Go through the material and pull out every line with the string "icon" in it.

________________

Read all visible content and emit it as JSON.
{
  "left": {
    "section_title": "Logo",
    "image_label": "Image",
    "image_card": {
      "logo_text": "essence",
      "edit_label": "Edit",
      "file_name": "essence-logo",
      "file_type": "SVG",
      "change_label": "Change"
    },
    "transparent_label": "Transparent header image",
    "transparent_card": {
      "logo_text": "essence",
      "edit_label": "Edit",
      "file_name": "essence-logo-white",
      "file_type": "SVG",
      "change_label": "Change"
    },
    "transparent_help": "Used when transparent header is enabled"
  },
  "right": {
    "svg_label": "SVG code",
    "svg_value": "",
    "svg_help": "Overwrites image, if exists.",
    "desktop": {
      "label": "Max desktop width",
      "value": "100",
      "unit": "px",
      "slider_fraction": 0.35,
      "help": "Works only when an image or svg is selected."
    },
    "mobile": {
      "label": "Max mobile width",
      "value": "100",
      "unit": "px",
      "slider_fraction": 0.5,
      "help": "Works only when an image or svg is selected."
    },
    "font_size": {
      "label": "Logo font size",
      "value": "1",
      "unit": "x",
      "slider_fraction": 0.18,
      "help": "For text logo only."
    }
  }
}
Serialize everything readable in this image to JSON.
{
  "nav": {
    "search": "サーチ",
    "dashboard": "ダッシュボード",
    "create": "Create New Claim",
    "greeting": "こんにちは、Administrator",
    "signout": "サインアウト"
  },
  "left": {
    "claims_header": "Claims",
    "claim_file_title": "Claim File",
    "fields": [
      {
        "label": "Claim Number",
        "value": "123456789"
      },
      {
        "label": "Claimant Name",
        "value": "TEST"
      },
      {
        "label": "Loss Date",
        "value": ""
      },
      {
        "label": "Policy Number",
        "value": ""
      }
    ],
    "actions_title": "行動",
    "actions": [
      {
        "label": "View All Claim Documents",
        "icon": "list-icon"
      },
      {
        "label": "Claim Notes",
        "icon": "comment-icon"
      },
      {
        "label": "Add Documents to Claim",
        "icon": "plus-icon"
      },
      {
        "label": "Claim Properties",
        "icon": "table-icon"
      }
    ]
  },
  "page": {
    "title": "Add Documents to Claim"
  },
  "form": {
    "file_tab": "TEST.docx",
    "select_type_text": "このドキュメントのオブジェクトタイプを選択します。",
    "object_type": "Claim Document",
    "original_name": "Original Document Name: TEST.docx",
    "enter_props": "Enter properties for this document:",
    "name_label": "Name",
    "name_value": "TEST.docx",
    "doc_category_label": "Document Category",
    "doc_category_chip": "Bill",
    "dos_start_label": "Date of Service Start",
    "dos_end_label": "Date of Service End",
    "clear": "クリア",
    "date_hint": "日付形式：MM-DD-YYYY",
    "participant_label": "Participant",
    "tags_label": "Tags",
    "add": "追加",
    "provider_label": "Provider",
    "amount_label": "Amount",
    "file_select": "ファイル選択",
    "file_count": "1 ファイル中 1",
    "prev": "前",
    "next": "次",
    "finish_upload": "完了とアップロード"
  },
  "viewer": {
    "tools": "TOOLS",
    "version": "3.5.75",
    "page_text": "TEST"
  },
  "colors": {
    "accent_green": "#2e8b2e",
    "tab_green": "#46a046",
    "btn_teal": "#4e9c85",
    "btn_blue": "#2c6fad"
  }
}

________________

* **Solution for this problem**
        "icon": "list-icon"
        "icon": "comment-icon"
        "icon": "plus-icon"
        "icon": "table-icon"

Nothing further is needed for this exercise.